** Task to complete **
Once the pictures are set aside, output all the records exactly.
--- Information supplied ---
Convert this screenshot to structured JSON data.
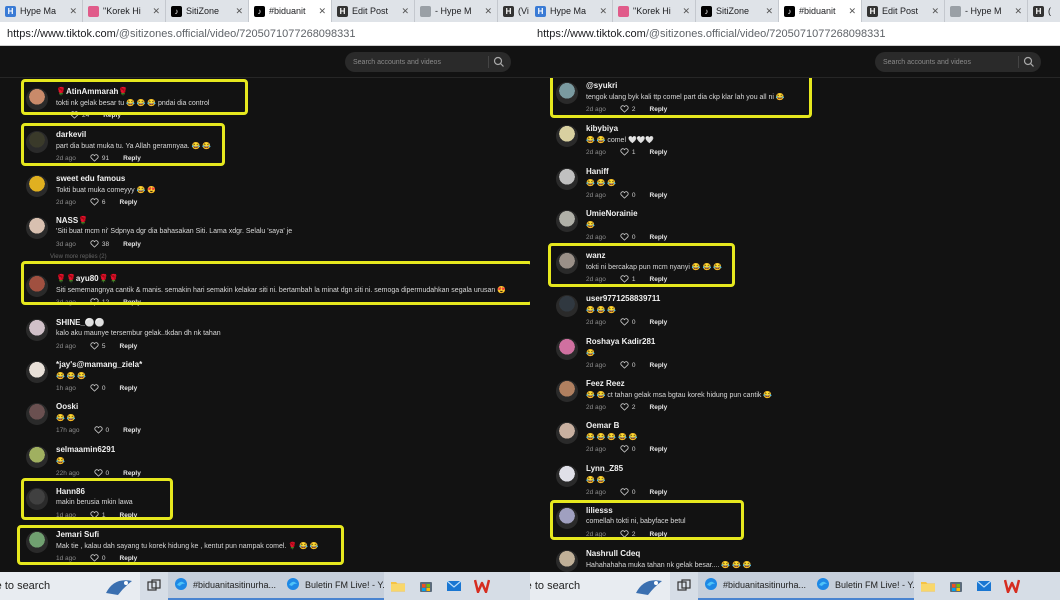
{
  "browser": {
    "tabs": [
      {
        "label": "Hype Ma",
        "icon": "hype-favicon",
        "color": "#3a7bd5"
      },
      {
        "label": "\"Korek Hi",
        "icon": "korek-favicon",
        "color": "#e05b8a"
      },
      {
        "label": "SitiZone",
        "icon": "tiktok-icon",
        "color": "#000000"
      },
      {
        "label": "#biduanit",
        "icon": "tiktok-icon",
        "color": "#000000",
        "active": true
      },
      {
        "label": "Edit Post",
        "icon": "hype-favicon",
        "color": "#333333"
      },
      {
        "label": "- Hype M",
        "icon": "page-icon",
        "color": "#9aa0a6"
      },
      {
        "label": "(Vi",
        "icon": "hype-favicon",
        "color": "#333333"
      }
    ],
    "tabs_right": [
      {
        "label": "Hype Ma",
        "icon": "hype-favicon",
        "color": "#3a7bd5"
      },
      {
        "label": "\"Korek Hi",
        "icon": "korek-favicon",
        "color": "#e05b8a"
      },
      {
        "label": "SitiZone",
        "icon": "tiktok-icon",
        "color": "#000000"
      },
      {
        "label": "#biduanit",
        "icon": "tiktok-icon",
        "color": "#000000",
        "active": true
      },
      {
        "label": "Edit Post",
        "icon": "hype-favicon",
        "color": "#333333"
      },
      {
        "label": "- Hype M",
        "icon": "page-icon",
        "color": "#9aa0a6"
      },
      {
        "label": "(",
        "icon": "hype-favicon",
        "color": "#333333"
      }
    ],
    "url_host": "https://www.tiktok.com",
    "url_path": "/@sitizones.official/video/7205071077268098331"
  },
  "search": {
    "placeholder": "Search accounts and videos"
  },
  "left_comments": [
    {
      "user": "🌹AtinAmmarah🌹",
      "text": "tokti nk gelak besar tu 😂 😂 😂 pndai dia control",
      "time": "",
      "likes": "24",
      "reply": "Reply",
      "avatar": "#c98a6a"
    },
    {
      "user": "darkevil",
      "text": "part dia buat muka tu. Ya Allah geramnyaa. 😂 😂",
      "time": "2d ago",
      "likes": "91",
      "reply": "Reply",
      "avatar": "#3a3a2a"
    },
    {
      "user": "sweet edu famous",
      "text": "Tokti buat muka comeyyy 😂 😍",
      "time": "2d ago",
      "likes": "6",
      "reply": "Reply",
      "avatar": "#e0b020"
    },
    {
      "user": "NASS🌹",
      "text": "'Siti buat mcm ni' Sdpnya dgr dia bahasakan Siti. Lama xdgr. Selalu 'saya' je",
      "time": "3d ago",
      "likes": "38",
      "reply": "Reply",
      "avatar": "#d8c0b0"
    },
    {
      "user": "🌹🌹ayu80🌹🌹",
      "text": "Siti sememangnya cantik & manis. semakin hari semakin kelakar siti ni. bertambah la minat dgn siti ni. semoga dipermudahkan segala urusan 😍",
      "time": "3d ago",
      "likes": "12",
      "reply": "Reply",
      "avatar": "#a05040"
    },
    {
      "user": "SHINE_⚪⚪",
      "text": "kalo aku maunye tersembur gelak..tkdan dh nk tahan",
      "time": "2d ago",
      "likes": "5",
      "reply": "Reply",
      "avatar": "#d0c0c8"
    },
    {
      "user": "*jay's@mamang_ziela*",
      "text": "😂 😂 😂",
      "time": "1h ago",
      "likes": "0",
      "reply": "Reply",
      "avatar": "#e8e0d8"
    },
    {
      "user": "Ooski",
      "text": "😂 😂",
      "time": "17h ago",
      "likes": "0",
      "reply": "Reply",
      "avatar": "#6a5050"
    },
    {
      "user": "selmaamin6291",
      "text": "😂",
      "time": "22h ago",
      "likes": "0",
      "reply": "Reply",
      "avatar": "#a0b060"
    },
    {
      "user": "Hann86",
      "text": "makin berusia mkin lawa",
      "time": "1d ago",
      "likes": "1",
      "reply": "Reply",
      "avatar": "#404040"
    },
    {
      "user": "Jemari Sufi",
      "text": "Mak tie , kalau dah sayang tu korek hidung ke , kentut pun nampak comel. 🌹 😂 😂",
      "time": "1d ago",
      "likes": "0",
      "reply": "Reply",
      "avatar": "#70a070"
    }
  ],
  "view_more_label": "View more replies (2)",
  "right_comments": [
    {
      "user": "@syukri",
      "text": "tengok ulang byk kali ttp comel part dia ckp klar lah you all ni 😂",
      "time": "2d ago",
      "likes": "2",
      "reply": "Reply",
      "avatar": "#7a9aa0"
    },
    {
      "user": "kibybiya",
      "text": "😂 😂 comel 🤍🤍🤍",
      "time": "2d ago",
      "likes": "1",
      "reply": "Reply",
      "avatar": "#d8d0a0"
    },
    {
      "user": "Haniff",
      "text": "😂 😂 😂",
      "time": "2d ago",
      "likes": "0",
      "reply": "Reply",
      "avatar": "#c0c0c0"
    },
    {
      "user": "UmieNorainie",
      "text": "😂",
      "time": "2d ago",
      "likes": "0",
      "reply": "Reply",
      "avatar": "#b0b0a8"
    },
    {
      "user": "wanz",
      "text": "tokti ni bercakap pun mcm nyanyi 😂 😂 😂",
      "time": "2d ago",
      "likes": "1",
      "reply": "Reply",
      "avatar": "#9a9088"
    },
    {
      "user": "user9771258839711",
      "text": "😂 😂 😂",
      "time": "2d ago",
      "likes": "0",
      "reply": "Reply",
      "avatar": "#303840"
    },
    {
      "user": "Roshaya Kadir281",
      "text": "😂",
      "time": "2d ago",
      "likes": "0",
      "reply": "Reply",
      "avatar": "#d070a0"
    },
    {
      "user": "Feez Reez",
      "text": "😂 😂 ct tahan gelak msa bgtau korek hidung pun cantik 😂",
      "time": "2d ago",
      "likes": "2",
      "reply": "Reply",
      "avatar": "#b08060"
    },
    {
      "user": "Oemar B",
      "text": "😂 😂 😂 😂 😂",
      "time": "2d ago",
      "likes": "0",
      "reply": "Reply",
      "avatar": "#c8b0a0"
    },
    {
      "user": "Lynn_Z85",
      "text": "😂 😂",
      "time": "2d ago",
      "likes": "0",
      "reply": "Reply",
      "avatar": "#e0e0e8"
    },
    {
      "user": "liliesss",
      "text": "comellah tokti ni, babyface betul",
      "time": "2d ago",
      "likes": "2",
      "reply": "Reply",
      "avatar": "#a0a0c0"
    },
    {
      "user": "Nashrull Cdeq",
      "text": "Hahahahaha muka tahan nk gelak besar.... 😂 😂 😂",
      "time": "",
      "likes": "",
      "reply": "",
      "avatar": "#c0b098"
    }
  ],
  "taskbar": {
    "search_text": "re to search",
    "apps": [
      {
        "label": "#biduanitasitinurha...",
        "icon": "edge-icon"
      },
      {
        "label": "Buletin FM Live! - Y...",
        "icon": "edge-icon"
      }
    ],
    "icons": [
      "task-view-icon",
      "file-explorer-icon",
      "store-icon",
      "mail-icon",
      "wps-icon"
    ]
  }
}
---
** Exercise response **
Convert this screenshot to structured JSON data.
{
  "browser": {
    "tabs": [
      {
        "label": "Hype Ma",
        "icon": "hype-favicon",
        "color": "#3a7bd5"
      },
      {
        "label": "\"Korek Hi",
        "icon": "korek-favicon",
        "color": "#e05b8a"
      },
      {
        "label": "SitiZone",
        "icon": "tiktok-icon",
        "color": "#000000"
      },
      {
        "label": "#biduanit",
        "icon": "tiktok-icon",
        "color": "#000000",
        "active": true
      },
      {
        "label": "Edit Post",
        "icon": "hype-favicon",
        "color": "#333333"
      },
      {
        "label": "- Hype M",
        "icon": "page-icon",
        "color": "#9aa0a6"
      },
      {
        "label": "(Vi",
        "icon": "hype-favicon",
        "color": "#333333"
      }
    ],
    "tabs_right": [
      {
        "label": "Hype Ma",
        "icon": "hype-favicon",
        "color": "#3a7bd5"
      },
      {
        "label": "\"Korek Hi",
        "icon": "korek-favicon",
        "color": "#e05b8a"
      },
      {
        "label": "SitiZone",
        "icon": "tiktok-icon",
        "color": "#000000"
      },
      {
        "label": "#biduanit",
        "icon": "tiktok-icon",
        "color": "#000000",
        "active": true
      },
      {
        "label": "Edit Post",
        "icon": "hype-favicon",
        "color": "#333333"
      },
      {
        "label": "- Hype M",
        "icon": "page-icon",
        "color": "#9aa0a6"
      },
      {
        "label": "(",
        "icon": "hype-favicon",
        "color": "#333333"
      }
    ],
    "url_host": "https://www.tiktok.com",
    "url_path": "/@sitizones.official/video/7205071077268098331"
  },
  "search": {
    "placeholder": "Search accounts and videos"
  },
  "left_comments": [
    {
      "user": "🌹AtinAmmarah🌹",
      "text": "tokti nk gelak besar tu 😂 😂 😂 pndai dia control",
      "time": "",
      "likes": "24",
      "reply": "Reply",
      "avatar": "#c98a6a"
    },
    {
      "user": "darkevil",
      "text": "part dia buat muka tu. Ya Allah geramnyaa. 😂 😂",
      "time": "2d ago",
      "likes": "91",
      "reply": "Reply",
      "avatar": "#3a3a2a"
    },
    {
      "user": "sweet edu famous",
      "text": "Tokti buat muka comeyyy 😂 😍",
      "time": "2d ago",
      "likes": "6",
      "reply": "Reply",
      "avatar": "#e0b020"
    },
    {
      "user": "NASS🌹",
      "text": "'Siti buat mcm ni' Sdpnya dgr dia bahasakan Siti. Lama xdgr. Selalu 'saya' je",
      "time": "3d ago",
      "likes": "38",
      "reply": "Reply",
      "avatar": "#d8c0b0"
    },
    {
      "user": "🌹🌹ayu80🌹🌹",
      "text": "Siti sememangnya cantik & manis. semakin hari semakin kelakar siti ni. bertambah la minat dgn siti ni. semoga dipermudahkan segala urusan 😍",
      "time": "3d ago",
      "likes": "12",
      "reply": "Reply",
      "avatar": "#a05040"
    },
    {
      "user": "SHINE_⚪⚪",
      "text": "kalo aku maunye tersembur gelak..tkdan dh nk tahan",
      "time": "2d ago",
      "likes": "5",
      "reply": "Reply",
      "avatar": "#d0c0c8"
    },
    {
      "user": "*jay's@mamang_ziela*",
      "text": "😂 😂 😂",
      "time": "1h ago",
      "likes": "0",
      "reply": "Reply",
      "avatar": "#e8e0d8"
    },
    {
      "user": "Ooski",
      "text": "😂 😂",
      "time": "17h ago",
      "likes": "0",
      "reply": "Reply",
      "avatar": "#6a5050"
    },
    {
      "user": "selmaamin6291",
      "text": "😂",
      "time": "22h ago",
      "likes": "0",
      "reply": "Reply",
      "avatar": "#a0b060"
    },
    {
      "user": "Hann86",
      "text": "makin berusia mkin lawa",
      "time": "1d ago",
      "likes": "1",
      "reply": "Reply",
      "avatar": "#404040"
    },
    {
      "user": "Jemari Sufi",
      "text": "Mak tie , kalau dah sayang tu korek hidung ke , kentut pun nampak comel. 🌹 😂 😂",
      "time": "1d ago",
      "likes": "0",
      "reply": "Reply",
      "avatar": "#70a070"
    }
  ],
  "view_more_label": "View more replies (2)",
  "right_comments": [
    {
      "user": "@syukri",
      "text": "tengok ulang byk kali ttp comel part dia ckp klar lah you all ni 😂",
      "time": "2d ago",
      "likes": "2",
      "reply": "Reply",
      "avatar": "#7a9aa0"
    },
    {
      "user": "kibybiya",
      "text": "😂 😂 comel 🤍🤍🤍",
      "time": "2d ago",
      "likes": "1",
      "reply": "Reply",
      "avatar": "#d8d0a0"
    },
    {
      "user": "Haniff",
      "text": "😂 😂 😂",
      "time": "2d ago",
      "likes": "0",
      "reply": "Reply",
      "avatar": "#c0c0c0"
    },
    {
      "user": "UmieNorainie",
      "text": "😂",
      "time": "2d ago",
      "likes": "0",
      "reply": "Reply",
      "avatar": "#b0b0a8"
    },
    {
      "user": "wanz",
      "text": "tokti ni bercakap pun mcm nyanyi 😂 😂 😂",
      "time": "2d ago",
      "likes": "1",
      "reply": "Reply",
      "avatar": "#9a9088"
    },
    {
      "user": "user9771258839711",
      "text": "😂 😂 😂",
      "time": "2d ago",
      "likes": "0",
      "reply": "Reply",
      "avatar": "#303840"
    },
    {
      "user": "Roshaya Kadir281",
      "text": "😂",
      "time": "2d ago",
      "likes": "0",
      "reply": "Reply",
      "avatar": "#d070a0"
    },
    {
      "user": "Feez Reez",
      "text": "😂 😂 ct tahan gelak msa bgtau korek hidung pun cantik 😂",
      "time": "2d ago",
      "likes": "2",
      "reply": "Reply",
      "avatar": "#b08060"
    },
    {
      "user": "Oemar B",
      "text": "😂 😂 😂 😂 😂",
      "time": "2d ago",
      "likes": "0",
      "reply": "Reply",
      "avatar": "#c8b0a0"
    },
    {
      "user": "Lynn_Z85",
      "text": "😂 😂",
      "time": "2d ago",
      "likes": "0",
      "reply": "Reply",
      "avatar": "#e0e0e8"
    },
    {
      "user": "liliesss",
      "text": "comellah tokti ni, babyface betul",
      "time": "2d ago",
      "likes": "2",
      "reply": "Reply",
      "avatar": "#a0a0c0"
    },
    {
      "user": "Nashrull Cdeq",
      "text": "Hahahahaha muka tahan nk gelak besar.... 😂 😂 😂",
      "time": "",
      "likes": "",
      "reply": "",
      "avatar": "#c0b098"
    }
  ],
  "taskbar": {
    "search_text": "re to search",
    "apps": [
      {
        "label": "#biduanitasitinurha...",
        "icon": "edge-icon"
      },
      {
        "label": "Buletin FM Live! - Y...",
        "icon": "edge-icon"
      }
    ],
    "icons": [
      "task-view-icon",
      "file-explorer-icon",
      "store-icon",
      "mail-icon",
      "wps-icon"
    ]
  }
}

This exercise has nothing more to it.